[Task requirements] Copy each line of the material in which the word "Normal" appears.

□ □ □ □

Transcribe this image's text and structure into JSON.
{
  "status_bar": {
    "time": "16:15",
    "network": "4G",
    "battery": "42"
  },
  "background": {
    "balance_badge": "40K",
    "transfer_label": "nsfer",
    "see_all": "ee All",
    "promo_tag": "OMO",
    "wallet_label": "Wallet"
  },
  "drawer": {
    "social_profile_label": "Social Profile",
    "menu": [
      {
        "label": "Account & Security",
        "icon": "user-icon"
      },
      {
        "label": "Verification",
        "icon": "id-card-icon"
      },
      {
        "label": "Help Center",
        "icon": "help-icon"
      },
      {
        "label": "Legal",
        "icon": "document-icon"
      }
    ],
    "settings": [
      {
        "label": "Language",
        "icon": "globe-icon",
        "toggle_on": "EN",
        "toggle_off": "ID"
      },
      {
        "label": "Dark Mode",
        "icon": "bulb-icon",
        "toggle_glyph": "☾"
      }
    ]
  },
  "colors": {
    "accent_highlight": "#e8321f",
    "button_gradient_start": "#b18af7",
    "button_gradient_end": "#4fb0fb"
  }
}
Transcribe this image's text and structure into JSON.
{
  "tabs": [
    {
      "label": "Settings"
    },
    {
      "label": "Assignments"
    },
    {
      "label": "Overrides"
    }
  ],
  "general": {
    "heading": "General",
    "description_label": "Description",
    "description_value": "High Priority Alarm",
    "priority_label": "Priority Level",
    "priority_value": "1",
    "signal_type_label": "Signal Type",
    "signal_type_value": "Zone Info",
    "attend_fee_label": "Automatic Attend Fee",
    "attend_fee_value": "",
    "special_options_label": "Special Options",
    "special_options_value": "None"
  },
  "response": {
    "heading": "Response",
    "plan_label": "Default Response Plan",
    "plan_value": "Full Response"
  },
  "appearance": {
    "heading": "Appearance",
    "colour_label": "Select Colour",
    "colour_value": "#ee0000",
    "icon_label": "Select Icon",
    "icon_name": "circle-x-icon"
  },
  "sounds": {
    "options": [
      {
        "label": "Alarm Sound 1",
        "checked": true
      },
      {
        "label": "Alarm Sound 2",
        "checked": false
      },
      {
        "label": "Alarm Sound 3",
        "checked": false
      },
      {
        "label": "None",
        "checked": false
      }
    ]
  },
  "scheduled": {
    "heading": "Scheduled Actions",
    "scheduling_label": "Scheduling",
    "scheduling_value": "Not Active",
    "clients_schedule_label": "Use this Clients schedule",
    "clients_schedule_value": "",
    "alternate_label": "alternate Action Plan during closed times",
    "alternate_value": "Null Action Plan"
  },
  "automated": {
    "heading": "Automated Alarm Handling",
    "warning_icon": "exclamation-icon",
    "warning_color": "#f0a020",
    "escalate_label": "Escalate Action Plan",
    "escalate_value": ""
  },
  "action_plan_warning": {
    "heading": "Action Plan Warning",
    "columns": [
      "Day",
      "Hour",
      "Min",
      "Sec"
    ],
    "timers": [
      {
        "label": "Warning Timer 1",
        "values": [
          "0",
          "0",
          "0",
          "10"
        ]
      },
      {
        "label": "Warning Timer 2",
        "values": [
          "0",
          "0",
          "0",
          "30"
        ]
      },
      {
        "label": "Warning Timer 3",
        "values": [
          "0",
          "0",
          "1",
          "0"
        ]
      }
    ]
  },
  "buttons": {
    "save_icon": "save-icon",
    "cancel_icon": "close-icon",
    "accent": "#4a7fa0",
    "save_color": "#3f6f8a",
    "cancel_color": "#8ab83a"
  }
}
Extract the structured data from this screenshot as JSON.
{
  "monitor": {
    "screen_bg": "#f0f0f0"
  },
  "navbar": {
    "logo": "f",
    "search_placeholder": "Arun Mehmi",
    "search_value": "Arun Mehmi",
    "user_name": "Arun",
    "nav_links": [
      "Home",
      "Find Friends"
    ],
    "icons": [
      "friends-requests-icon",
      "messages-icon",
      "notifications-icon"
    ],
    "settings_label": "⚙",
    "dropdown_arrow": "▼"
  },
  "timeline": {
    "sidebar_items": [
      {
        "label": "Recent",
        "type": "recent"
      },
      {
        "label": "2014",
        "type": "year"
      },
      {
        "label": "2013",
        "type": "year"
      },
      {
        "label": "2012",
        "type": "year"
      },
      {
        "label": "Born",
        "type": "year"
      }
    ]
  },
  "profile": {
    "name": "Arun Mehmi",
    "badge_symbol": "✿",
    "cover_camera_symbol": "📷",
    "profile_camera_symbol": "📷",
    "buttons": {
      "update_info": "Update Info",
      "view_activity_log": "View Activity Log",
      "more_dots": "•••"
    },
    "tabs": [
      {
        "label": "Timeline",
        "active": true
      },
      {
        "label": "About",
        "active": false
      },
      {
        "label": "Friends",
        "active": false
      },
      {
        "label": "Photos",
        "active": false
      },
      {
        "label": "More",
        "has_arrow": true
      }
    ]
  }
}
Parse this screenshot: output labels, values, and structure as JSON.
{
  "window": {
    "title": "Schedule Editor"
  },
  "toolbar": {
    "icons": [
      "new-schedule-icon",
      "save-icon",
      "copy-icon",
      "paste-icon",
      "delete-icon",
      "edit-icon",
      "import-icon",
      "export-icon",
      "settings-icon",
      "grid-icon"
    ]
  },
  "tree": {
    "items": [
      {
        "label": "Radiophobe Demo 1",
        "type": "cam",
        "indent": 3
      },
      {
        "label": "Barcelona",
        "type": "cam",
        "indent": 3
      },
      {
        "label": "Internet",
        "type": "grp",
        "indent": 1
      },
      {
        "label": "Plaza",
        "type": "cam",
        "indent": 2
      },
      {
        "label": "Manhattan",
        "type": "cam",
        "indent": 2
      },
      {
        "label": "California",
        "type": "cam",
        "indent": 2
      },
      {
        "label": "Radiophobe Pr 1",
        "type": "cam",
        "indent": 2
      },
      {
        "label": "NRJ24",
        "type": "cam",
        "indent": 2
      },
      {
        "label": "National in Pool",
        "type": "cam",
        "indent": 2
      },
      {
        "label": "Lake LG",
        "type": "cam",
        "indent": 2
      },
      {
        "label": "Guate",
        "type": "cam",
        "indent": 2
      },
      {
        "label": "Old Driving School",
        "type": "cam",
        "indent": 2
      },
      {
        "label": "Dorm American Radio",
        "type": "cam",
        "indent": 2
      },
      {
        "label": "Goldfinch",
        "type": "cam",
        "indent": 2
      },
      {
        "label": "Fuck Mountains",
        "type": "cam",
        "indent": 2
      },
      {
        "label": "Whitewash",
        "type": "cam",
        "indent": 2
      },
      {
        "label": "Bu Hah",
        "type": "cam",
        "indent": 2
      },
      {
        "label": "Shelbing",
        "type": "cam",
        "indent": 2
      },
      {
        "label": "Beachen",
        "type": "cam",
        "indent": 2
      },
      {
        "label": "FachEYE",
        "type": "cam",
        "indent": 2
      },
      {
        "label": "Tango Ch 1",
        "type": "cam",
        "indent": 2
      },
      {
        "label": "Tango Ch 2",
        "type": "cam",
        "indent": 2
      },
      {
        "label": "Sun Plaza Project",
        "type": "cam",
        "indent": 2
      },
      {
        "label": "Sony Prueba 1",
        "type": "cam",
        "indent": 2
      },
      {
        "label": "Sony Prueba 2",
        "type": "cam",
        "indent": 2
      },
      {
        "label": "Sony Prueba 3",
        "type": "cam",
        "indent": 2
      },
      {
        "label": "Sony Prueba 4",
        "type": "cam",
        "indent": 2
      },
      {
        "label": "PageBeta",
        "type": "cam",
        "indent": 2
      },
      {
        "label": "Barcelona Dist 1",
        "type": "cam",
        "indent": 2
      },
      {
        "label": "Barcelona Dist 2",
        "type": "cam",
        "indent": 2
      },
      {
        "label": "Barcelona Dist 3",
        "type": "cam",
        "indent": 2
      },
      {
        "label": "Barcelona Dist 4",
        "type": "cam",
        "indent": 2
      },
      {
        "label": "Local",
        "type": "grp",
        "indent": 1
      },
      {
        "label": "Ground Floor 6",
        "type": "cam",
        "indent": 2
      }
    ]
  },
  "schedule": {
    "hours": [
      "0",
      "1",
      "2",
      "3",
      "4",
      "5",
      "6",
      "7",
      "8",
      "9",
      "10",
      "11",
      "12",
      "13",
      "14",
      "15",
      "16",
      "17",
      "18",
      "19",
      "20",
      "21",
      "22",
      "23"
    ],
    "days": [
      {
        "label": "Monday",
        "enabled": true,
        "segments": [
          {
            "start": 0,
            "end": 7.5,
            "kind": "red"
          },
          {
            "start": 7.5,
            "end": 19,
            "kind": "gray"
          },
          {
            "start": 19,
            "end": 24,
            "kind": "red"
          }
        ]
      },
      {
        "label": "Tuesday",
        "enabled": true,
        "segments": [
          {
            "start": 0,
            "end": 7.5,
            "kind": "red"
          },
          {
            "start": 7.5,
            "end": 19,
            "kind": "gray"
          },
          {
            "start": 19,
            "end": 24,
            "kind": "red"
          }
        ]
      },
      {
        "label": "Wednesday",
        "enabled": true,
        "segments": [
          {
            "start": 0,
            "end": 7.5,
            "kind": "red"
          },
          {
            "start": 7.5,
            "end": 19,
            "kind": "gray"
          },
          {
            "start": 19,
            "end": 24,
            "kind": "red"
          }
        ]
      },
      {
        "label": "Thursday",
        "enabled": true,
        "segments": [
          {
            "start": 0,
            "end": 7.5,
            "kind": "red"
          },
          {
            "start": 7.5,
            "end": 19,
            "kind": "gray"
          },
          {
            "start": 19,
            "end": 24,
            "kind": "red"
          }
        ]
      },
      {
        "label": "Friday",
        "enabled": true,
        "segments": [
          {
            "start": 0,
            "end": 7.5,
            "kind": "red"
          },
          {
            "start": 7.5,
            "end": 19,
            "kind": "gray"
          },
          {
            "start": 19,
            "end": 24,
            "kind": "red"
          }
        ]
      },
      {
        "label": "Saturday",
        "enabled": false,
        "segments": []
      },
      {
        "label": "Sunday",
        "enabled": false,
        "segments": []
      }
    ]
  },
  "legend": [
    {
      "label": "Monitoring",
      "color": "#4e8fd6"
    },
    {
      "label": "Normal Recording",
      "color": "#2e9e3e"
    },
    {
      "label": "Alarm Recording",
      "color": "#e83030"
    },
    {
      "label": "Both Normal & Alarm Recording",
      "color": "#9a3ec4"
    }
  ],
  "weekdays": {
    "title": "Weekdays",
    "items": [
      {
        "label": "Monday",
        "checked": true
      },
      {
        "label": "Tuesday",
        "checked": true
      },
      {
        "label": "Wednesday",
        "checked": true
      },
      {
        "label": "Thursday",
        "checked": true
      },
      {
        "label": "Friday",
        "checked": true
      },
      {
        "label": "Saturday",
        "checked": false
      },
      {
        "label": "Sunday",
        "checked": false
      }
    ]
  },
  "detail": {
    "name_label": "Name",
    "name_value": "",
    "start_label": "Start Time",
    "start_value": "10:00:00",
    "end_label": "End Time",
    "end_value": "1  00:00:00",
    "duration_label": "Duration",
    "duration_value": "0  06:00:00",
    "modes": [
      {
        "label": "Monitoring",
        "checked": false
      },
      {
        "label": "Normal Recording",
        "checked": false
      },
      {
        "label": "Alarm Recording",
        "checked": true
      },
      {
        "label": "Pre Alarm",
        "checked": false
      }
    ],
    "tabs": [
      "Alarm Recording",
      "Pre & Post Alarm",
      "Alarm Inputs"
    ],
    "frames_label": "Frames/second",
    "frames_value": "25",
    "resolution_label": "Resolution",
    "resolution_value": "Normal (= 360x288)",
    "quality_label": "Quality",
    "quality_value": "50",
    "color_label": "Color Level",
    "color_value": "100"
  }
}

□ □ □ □

[Written answer]
      "label": "Normal Recording",
      "label": "Both Normal & Alarm Recording",
        "label": "Normal Recording",
    "resolution_value": "Normal (= 360x288)",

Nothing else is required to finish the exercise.